1. Limited time only! Sign up for a free 30min personal tutor trial with Chegg Tutors
    Dismiss Notice
Dismiss Notice
Join Physics Forums Today!
The friendliest, high quality science and math community on the planet! Everyone who loves science is here!

Homework Help: Probability Spaces

  1. Jun 18, 2009 #1
    1. The problem statement, all variables and given/known data
    Let [tex]\Omega = [0,1)[/tex]

    Let G be the collection of all subsets of [tex]\Omega[/tex] of the form
    For r any non-negative integer and 0<=a1
    and a1 <=b1 <= a2 ....

    Show that G is a field

    Show that G is not a [tex]\sigma[/tex]-field

    2. Relevant equations

    Let [tex]\Omega[/tex] be any set. A collection F of subsets of [tex]\Omega[/tex]
    is a field if:

    1. [tex]\emptyset[/tex][tex]\in[/tex]F
    2. given A in F, then Ac=[tex]\Omega[/tex]\A
    3. given A and B in F, A[tex]\cup[/tex]B is in F

    In addition, the collection F is a [tex]\sigma[/tex]-field if

    given A1, A2, A3.... are all in F, so is there union


    3. The attempt at a solution

    To show G is a field:

    Assume empty set is not in G, then there must be an element in empty which is not in the G - a contradiction since there are no elements in the empty set.

    If we have A in G then A=[ai,bi)
    So Ac= [tex]\Omega[/tex]/A

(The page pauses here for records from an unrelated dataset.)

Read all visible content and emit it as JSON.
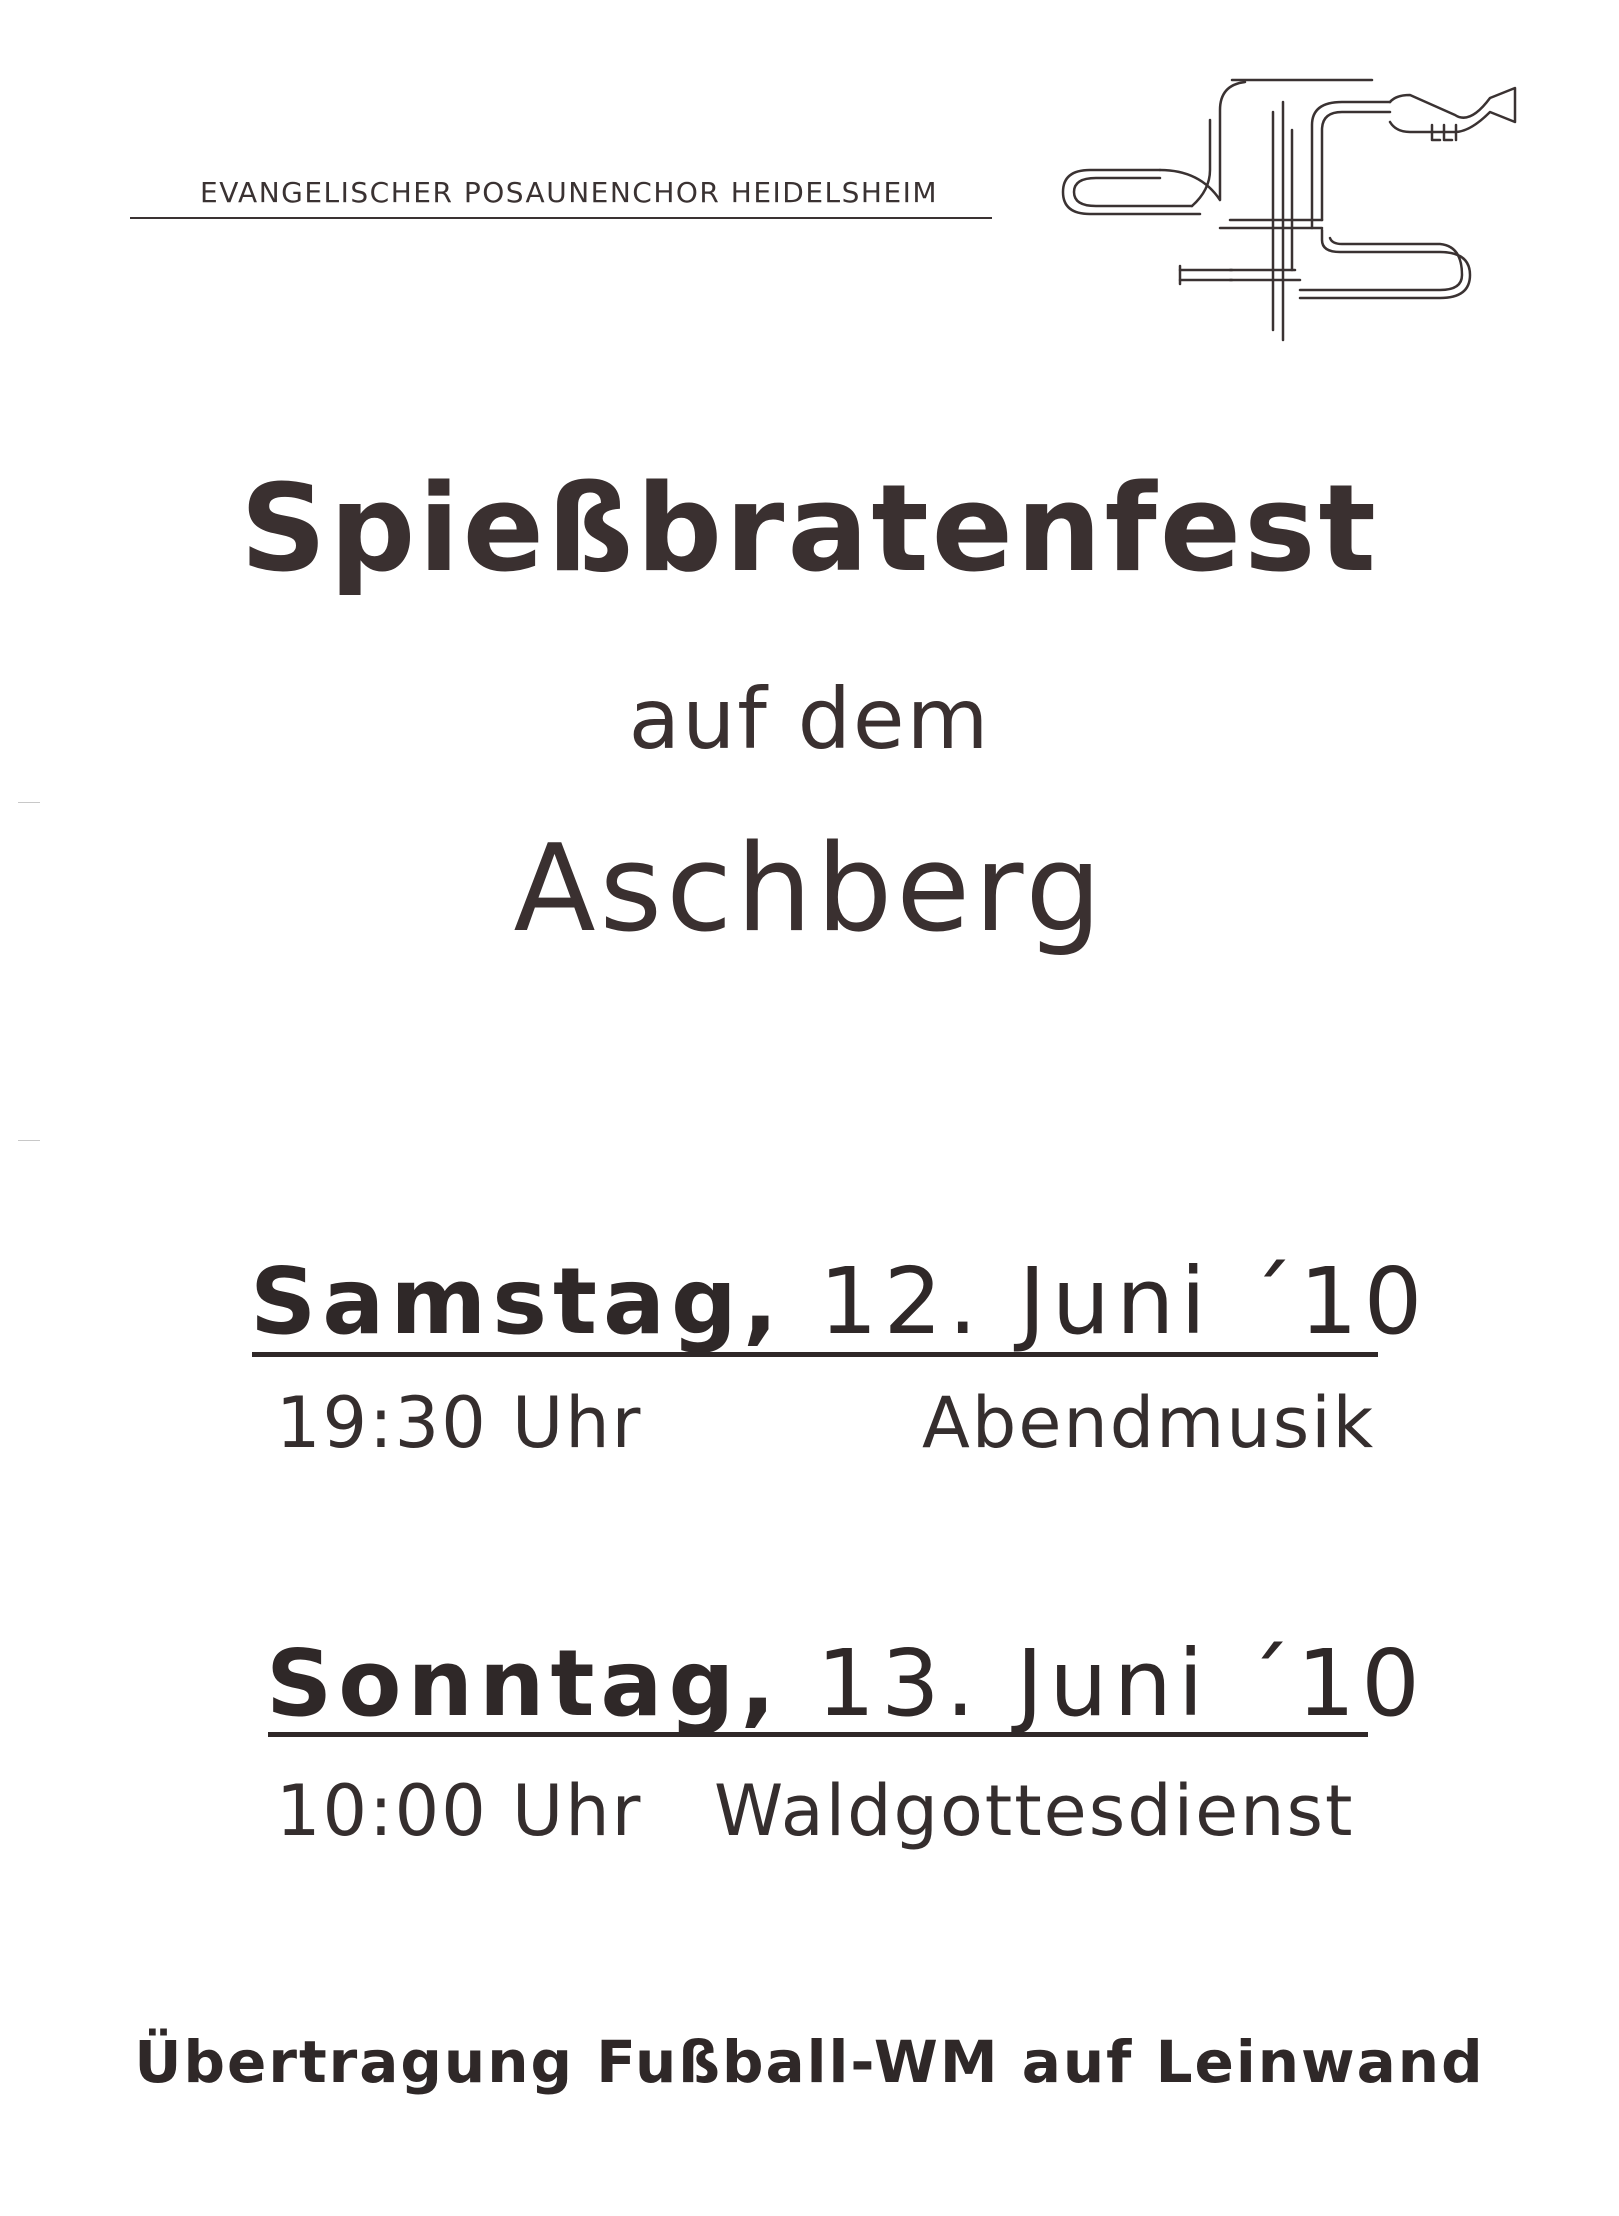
{
  "header": {
    "organization": "EVANGELISCHER POSAUNENCHOR HEIDELSHEIM",
    "logo_icon": "brass-instruments-logo-icon"
  },
  "title": {
    "main": "Spießbratenfest",
    "sub": "auf dem",
    "place": "Aschberg"
  },
  "schedule": [
    {
      "day": "Samstag,",
      "date": "12. Juni ´10",
      "time": "19:30 Uhr",
      "event": "Abendmusik"
    },
    {
      "day": "Sonntag,",
      "date": "13. Juni ´10",
      "time": "10:00 Uhr",
      "event": "Waldgottesdienst"
    }
  ],
  "footer": {
    "note": "Übertragung Fußball-WM auf Leinwand"
  },
  "colors": {
    "ink": "#2f2828",
    "paper": "#ffffff"
  }
}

    3. This is where I have the problem,
    Set A in G as [ai,bi)
    And B in G as [aj,bj)
    So we want to show A U B in G
    But if bi= aj
    Then we will have A U B =[ai,bj)
    Which is not in G

    To show G is not a sigma field:
    (0,1)= the union of intervals [1/n,1)
    [1/n,1) is in G for all n
    (0,1) is not in G
    So G is not a sigma field.

    So essentially the problem is with part 3 of the definition.
    Last edited: Jun 18, 2009
  2. jcsd
  3. Jun 18, 2009 #2


    User Avatar
    Science Advisor
    Homework Helper

    Can you say "If we have A in G then A=[ai,bi)"? Isn't each element of G a union of r intervals? What would A look like when r > 1? Same comment applies to both part 2 and part 3 of your answer.
  4. Jun 18, 2009 #3
    Thanks yes! OK so we say


    Ac = omega/A

    Then 3 is now easy


    so AUB = [ai,bi)U[a(i+1),b(i+1)U...U[ar,br)U[aj,bj)U[a(j+1),b(j+1)U...U[as,bs)

    where k=min{i,j} and t=max{r,s}
  5. Jun 18, 2009 #4


    User Avatar
    Science Advisor
    Homework Helper

    What is the difference between 3 and the sigma-field property?
  6. Jun 18, 2009 #5
    For 3 we need the union of any two intervals to be in G
    For the sigma field property we want all possible unions of all possible intervals to be in G

    Point 3 basically requires [0,x) be in G for x<=1, which we do have.
    In order for that sigma to hold we would need the interval (0,1) to be in the collection G.

    Though i'm still not sure i fully understand the difference :S
  7. Jun 18, 2009 #6


    User Avatar
    Science Advisor
    Homework Helper

  8. Jun 19, 2009 #7
    OK well I am working with Probability and random processes By Geoffrey Grimmett, David Stirzaker, the google books preview covers the section i am dealing with (1.1 and 1.2 right at the start). This uses the definitions given in the exercise.


    In the link you have given i can't distinguish any definition of a field or sigma field, or any treatment of an infinite omega.
    Last edited: Jun 19, 2009
Share this great discussion with others via Reddit, Google+, Twitter, or Facebook